FBI Director James Comey testified before Congress last week that "there was a mistake" made when the FBI asked San Bernardino County, which owned the phone, to reset the password for an account tied to Syed Farook, who along with his wife killed 14 people in the December 2 shootings.
But in a sworn declaration Thursday, Chris Pluhar, an FBI agent involved in processing the evidence, said the password reset did not make a difference. Mr. Farook's iPhone had the iCloud backups turned off for his mail, photos, and notes, and aren't believed to be complete, Mr. Pluhar said.
The statement is aimed at rebutting earlier claims from Apple that said that if the FBI had not changed the iCloud password, its engineers could have helped investigators use a known – and therefore trusted – wireless connection to trick the iPhone from automatically backing up to iCloud.
The statement was part of a broader Justice Department filing aimed at encouraging a federal magistrate to affirm her decision last month to force Apple Inc. to help the FBI gain access to Farook's phone.
In it, federal prosecutors argued that the phone likely holds evidence of the eventual attack, and the government and community "need to know" what is on the device.
"There is probable cause to believe there is evidence of a terrorist attack on that phone, and our legal system gives this Court the authority to see that it can be searched pursuant to a lawful warrant," the filing states.
The brief, which sets the stage for a March 22 hearing in Southern California, marks a further escalation of rhetoric between the federal government and the technology company.
At issue is a February 16 order directing Apple to create specialized software that can bypass auto-erase functions on the phone and enable the FBI to remotely access the phone.

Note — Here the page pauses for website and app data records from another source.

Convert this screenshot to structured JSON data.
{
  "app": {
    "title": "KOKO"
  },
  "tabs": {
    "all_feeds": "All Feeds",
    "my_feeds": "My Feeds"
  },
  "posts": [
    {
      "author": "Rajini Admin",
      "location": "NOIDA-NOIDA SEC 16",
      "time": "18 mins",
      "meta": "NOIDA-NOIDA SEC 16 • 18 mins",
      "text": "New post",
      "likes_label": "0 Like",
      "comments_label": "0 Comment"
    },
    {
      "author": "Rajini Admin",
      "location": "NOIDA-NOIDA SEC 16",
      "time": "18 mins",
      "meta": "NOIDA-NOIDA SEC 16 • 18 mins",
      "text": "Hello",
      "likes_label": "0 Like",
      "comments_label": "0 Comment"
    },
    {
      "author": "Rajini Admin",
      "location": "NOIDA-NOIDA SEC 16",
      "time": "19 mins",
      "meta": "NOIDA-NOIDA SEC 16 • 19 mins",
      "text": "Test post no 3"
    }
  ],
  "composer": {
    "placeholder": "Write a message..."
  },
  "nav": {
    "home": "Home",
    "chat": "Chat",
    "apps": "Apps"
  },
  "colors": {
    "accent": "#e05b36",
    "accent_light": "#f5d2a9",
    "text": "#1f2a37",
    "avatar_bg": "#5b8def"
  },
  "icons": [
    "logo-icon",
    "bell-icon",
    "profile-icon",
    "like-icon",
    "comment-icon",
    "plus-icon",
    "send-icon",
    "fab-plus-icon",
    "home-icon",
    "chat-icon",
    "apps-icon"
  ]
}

Apple has challenged the order as unlawful and in violation of its constitutional rights, but the Justice Department reiterated its argument that its request is only about one phone and that it will not be unduly burdensome for the company to comply. The government has said that Apple can hold onto the software during the entire process and destroy it once it's over.
"Under those specific circumstances, Apple can be compelled to give aid. That is not lawless tyranny. Rather, it is ordered liberty vindicating the rule of law," the department said.